"I tried the other stuff, joined the gyms, bought the equipment, watched the tapes," said Canning. "I just couldn't stick with any of it."
So four years ago, at age 70, Canning began her training.
"The best thing about martial arts is the personal development people obtain in martial arts," said Taekwondo master Paul Leitzke. "Many people learn martial arts for discipline and confidence."
In August, Canning joined her son and grandson, and received her black belt. But besides the added confidence, Canning can fend off an attacker who was to come at her.
"These people are very good. They are way up the mountain yodeling," Canning said of her classmates. "And I'm way down, but the point is we're on the same mountain."
She wished more seniors would try martial arts, and said that the elderly should not be afraid of receiving any negative responses.
"It's really great.
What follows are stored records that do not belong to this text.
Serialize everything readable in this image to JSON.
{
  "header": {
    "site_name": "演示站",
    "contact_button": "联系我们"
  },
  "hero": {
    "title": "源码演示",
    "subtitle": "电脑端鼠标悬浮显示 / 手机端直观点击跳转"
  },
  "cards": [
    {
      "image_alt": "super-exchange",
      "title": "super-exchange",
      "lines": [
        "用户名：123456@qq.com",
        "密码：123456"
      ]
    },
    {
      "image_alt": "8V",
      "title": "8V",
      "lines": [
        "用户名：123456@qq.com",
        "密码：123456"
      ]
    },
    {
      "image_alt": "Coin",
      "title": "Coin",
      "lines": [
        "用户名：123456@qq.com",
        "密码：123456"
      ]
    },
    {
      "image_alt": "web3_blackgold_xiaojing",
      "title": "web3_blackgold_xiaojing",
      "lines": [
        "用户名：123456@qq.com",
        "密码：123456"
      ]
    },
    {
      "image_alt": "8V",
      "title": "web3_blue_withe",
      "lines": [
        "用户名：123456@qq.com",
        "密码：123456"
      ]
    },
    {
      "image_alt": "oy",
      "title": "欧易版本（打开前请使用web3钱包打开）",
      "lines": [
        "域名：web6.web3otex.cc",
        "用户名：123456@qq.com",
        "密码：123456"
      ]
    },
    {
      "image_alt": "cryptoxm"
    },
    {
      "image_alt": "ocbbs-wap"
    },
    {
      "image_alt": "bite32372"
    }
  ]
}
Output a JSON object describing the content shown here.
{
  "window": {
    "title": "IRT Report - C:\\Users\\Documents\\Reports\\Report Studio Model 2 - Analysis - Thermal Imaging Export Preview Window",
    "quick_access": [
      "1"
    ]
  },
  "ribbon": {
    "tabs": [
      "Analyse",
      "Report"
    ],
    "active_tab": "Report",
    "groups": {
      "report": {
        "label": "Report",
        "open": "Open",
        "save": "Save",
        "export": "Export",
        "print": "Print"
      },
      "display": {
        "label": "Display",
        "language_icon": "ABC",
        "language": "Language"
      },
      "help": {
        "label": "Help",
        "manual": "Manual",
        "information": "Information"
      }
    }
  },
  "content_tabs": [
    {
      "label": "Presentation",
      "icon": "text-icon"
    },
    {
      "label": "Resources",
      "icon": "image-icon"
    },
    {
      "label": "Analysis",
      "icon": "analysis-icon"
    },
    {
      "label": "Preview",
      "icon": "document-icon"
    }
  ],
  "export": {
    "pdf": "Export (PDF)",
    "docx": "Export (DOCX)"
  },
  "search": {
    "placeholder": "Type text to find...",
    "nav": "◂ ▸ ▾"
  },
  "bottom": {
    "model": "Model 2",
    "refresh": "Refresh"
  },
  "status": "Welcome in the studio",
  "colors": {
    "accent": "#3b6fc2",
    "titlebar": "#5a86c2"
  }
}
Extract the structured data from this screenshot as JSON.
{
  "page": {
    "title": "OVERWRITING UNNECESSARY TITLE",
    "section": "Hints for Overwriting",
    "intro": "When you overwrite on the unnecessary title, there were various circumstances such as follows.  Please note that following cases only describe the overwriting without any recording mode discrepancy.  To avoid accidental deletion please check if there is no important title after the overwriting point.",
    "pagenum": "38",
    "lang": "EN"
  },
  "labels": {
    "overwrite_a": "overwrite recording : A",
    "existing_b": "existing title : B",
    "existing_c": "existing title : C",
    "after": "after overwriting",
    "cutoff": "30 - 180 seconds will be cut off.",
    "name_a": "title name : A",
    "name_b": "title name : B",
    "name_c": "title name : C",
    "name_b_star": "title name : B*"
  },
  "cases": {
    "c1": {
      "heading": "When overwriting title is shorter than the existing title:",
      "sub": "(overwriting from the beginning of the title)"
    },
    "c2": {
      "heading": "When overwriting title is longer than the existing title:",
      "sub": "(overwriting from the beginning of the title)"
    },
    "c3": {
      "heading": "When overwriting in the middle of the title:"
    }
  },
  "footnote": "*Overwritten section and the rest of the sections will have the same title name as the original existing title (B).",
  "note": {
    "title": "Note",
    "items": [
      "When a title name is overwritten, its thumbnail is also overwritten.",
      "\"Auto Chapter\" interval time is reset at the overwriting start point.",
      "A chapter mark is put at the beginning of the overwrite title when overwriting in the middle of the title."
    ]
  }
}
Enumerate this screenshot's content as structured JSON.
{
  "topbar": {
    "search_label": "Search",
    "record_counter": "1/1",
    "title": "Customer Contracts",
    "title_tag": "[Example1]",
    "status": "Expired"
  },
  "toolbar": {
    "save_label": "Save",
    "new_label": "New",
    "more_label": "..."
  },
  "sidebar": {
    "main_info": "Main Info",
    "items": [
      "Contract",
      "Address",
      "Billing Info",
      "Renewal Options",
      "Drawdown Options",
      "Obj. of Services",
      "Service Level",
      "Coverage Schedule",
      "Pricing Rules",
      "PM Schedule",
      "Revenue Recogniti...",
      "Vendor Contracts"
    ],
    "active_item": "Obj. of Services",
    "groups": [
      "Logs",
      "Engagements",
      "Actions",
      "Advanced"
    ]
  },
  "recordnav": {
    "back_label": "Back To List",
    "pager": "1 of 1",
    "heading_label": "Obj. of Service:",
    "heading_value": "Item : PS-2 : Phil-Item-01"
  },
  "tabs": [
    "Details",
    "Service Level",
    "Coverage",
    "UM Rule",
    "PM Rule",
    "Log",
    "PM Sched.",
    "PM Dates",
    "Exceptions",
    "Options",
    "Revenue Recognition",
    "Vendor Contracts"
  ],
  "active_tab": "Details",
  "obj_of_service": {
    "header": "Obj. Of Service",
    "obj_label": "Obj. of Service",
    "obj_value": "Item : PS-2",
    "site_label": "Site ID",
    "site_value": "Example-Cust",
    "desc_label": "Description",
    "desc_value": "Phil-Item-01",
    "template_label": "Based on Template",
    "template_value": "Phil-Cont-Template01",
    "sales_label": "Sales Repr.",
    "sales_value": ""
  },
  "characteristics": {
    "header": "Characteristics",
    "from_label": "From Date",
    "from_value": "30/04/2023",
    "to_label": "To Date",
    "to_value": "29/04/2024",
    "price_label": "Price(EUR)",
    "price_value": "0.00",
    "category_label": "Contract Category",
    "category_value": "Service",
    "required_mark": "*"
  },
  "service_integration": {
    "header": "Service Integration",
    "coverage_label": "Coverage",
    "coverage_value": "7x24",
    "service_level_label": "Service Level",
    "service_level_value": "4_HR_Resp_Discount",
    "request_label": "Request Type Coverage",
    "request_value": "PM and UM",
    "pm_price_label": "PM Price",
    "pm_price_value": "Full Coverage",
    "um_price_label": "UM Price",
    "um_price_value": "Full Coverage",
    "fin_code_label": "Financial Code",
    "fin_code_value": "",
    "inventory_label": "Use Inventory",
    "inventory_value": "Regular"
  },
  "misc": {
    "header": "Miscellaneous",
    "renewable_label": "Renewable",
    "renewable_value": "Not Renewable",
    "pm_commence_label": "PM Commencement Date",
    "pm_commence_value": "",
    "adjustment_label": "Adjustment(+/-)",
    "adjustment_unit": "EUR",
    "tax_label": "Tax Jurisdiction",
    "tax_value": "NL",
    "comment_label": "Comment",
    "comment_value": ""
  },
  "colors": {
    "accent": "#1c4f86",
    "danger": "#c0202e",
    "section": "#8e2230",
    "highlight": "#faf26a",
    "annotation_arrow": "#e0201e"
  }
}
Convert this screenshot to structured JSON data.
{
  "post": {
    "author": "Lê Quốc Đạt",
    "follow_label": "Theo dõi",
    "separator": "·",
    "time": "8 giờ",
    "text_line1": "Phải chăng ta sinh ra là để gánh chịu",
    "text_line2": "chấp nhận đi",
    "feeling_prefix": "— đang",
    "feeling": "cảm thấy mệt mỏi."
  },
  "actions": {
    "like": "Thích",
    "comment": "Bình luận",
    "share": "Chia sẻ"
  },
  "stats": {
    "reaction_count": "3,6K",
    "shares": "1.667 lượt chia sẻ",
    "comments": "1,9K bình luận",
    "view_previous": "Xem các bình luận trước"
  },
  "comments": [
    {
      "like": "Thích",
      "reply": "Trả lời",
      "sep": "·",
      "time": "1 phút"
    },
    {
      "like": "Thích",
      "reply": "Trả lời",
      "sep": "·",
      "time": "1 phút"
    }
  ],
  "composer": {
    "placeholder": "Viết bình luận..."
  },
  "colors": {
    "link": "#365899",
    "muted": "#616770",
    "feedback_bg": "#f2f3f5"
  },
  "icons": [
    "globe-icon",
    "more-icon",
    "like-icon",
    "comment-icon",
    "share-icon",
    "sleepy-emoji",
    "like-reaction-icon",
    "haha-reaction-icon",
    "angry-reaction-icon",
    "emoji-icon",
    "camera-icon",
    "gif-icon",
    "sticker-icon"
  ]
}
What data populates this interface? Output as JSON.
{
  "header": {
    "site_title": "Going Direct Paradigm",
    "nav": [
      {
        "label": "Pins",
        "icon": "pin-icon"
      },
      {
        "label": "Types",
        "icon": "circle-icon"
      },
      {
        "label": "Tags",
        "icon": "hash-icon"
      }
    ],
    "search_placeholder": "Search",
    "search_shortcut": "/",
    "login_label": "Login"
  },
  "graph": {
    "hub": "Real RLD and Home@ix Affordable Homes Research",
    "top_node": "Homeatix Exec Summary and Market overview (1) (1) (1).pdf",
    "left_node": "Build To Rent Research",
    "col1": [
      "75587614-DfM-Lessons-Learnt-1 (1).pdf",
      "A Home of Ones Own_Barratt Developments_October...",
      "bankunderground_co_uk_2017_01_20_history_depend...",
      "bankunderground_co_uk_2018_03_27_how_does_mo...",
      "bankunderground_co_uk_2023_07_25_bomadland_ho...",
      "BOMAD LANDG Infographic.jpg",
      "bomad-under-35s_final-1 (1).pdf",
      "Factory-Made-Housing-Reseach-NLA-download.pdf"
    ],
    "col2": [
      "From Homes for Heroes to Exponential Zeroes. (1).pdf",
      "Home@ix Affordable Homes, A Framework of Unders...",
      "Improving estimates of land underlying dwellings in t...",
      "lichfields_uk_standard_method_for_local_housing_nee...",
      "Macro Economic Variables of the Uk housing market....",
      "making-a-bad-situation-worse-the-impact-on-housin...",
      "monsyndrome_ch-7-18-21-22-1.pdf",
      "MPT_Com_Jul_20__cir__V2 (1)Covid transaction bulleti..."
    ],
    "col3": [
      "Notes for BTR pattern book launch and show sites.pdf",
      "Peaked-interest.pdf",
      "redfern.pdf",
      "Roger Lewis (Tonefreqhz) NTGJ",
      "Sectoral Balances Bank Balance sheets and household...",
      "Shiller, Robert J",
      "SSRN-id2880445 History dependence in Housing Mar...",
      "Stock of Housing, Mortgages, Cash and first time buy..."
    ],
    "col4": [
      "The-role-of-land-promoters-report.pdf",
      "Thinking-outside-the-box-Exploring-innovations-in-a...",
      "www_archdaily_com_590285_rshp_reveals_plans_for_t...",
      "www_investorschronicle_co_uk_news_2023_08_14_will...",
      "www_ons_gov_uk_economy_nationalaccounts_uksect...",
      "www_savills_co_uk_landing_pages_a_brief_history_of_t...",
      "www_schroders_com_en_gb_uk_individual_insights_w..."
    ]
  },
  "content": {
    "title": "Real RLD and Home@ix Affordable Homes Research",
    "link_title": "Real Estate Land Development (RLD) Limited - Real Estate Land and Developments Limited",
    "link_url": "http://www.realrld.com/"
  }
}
No ever ever seems to look at me like: 'you stupid old thing,'" said Canning. "I can't imagine any other activity where people are so impressed and are so supportive."
She may be an inspiration to others in her class, and to those in her age bracket, but Canning is just having fun.
"The karate kick is just as liberating as bra burning," Canning joked.
For Canning, the sense of liberation doesn't come from taking something off, but from putting something on -- the black belt.